The term may also refer to a competition with horses, dogs, or other animals. Horse trials, for example, are equestrian events in which competing horses and their riders must take part in several different contests.
The Oxford Living Dictionaries has the following definitions of the word trial:
“1. A formal examination of evidence by a judge, typically before a jury, in order to decide guilt in a case of criminal or civil proceedings.”
“2.1 A test of the performance, qualities, or suitability of someone or something. 2.2. A test of individual ability on a motorcycle over rough ground or on a road. 2.3 (Plural) An event in which horses, dogs, or other animals compete or perform.”
Trials may be experimental periods during which a person or thing is being assessed. A new employee, for example, may not get a permanent job offer until he or she has completed a trial period.
What are clinical trials?
Clinical trials are research studies involving human volunteers. Researchers compare either a new or different type of medication or treatment with the best ones that are currently available.
Some clinical trials may look at ways of preventing illnesses, for example, by testing a new vaccine.
A new drug or treatment may do extremely well in laboratory tests. However, we must also determine how well it does when administered to a large number of human patients. Only then can we know what its benefits and risks are.
The MRC Clinical Trials Unit at University College London says the following about this kind of trial:
“Trials aim to find out if treatments are safe (what side effects they have), and if they work better than the treatment used currently.”
There are four types:
Phase I trials
In this phase, researchers test the safety of the treatment. They look at its side effects. Higher blood pressure, headaches, dizziness, and nausea, for example, are possible side effects.
In Phase I, only a small number of volunteers take part. In the majority of cases, they are healthy people.
Phase II trials
This phase involves a larger group of people. In most cases, the volunteers have the condition or illness which the medication or treatment targets.
The researchers aim to determine whether the treatment is safe. They also want to see whether it has an effect on the volunteers’ condition or illness. This stage usually has fewer than 100 people.
Phase III trials
This phase includes a much larger number of patients; perhaps hundreds or even thousands. Researchers typically select the patients randomly to receive the new treatment or the best available treatment.

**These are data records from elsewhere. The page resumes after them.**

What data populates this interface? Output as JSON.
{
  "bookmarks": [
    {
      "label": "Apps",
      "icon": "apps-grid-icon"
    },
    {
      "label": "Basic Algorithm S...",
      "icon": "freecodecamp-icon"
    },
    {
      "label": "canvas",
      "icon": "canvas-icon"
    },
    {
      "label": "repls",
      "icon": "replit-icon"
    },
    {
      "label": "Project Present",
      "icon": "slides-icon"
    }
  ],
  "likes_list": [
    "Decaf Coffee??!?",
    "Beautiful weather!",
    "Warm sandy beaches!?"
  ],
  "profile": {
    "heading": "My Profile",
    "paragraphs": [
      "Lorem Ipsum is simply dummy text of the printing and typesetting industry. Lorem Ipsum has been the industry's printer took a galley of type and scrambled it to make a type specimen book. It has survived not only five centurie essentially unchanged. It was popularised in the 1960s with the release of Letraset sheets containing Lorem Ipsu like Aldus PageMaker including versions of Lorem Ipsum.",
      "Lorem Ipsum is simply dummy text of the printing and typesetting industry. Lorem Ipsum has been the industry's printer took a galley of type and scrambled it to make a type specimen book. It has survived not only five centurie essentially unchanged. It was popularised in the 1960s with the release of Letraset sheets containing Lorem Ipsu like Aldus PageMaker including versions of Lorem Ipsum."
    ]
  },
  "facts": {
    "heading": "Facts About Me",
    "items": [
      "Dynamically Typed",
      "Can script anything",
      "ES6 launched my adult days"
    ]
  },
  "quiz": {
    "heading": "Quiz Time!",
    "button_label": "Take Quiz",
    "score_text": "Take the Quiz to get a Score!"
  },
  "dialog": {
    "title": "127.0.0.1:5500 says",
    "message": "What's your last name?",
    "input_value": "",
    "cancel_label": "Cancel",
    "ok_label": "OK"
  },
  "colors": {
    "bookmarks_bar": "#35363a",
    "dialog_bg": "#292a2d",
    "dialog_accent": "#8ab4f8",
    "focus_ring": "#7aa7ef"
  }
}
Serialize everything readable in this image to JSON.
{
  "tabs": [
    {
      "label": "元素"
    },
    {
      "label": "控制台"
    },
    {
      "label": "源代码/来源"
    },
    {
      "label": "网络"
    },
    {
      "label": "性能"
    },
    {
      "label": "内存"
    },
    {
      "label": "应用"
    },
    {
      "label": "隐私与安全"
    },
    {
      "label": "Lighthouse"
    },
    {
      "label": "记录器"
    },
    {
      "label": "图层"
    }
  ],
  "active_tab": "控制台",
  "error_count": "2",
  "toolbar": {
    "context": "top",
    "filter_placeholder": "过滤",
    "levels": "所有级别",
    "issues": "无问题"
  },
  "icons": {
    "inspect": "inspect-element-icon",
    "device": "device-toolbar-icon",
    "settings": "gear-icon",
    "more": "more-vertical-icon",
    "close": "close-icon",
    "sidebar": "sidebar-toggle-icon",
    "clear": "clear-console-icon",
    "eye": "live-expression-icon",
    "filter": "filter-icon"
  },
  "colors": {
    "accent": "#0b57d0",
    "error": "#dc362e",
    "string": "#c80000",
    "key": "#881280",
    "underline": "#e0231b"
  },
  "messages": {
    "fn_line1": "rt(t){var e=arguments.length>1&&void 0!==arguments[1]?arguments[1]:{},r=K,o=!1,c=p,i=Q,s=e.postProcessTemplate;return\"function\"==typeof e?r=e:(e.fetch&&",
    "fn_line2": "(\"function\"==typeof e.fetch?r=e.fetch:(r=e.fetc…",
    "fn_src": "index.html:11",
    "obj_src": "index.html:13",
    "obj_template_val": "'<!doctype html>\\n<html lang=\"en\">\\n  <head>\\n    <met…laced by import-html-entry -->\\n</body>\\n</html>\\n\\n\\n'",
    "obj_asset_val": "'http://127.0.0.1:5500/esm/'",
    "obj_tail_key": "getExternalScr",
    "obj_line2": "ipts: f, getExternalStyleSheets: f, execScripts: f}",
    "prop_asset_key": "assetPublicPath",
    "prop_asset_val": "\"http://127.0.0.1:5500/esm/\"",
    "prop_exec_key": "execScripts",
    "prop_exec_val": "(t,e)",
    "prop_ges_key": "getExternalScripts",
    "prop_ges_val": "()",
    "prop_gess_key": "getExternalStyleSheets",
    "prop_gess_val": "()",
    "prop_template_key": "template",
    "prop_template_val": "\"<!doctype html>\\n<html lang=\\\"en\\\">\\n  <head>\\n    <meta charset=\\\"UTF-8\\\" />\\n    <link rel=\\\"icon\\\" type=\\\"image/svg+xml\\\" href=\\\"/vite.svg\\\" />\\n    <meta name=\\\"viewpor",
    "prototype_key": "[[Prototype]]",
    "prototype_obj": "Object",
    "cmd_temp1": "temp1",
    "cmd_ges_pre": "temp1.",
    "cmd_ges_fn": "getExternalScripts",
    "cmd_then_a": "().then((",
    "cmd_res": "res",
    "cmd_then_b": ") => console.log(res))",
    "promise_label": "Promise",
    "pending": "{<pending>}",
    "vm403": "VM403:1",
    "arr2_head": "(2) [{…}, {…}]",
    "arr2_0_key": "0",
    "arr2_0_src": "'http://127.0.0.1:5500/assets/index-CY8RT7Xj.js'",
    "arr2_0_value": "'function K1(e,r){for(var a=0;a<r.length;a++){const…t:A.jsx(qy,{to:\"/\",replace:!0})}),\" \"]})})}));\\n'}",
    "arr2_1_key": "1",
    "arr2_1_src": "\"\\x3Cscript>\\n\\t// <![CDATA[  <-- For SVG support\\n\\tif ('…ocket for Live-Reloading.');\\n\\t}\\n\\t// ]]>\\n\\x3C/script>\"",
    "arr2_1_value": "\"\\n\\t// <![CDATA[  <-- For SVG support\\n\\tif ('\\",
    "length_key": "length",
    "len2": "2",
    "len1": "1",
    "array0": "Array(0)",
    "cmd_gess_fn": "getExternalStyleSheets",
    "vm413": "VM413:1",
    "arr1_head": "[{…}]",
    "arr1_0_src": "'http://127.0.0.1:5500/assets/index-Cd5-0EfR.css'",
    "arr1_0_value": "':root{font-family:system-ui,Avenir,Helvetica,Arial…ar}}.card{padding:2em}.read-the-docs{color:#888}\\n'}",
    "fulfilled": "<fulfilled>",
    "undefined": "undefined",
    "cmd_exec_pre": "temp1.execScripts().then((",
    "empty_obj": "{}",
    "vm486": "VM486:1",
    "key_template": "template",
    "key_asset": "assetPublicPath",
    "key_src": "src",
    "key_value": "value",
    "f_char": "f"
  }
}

In some cases, there is also a placebo group. A placebo is a dummy or pretend drug. It has no active ingredient, but the participants do not know this.
In this phase, the aim is to determine how well the new treatment works. It takes much longer to complete than the previous two phases.
Phase IV trials
Researchers carry out this phase after the regulatory authorities, such as the FDA, have approved the treatment. For example, if it is a new drug, after doctors start prescribing it. FDA stands for Food and Drugs Administration (of the United States).
The researchers gather and analyze data on the medication’s effect on various populations. They also try to find out what its side effects might be after long-term use.
Etymology of ‘trial’
Etymology is the study of where words come from, i.e., their origin. It is also the study of the way the meanings of words have changed throughout history.
The term emerged in the English language in the mid-fifteenth century with the meaning “process or act of testing, a putting to proof by examination, experiment, etc.” It came from the Anglo-French word ‘Trial,’ which was formed from ‘Triet,’ meaning “to try.”
Records of the word ‘trial’ meaning “examining and deciding of the issues between parties in a court of law” date back to the 1570s.
It was not until 1806 that the phrase “trial and error” appeared.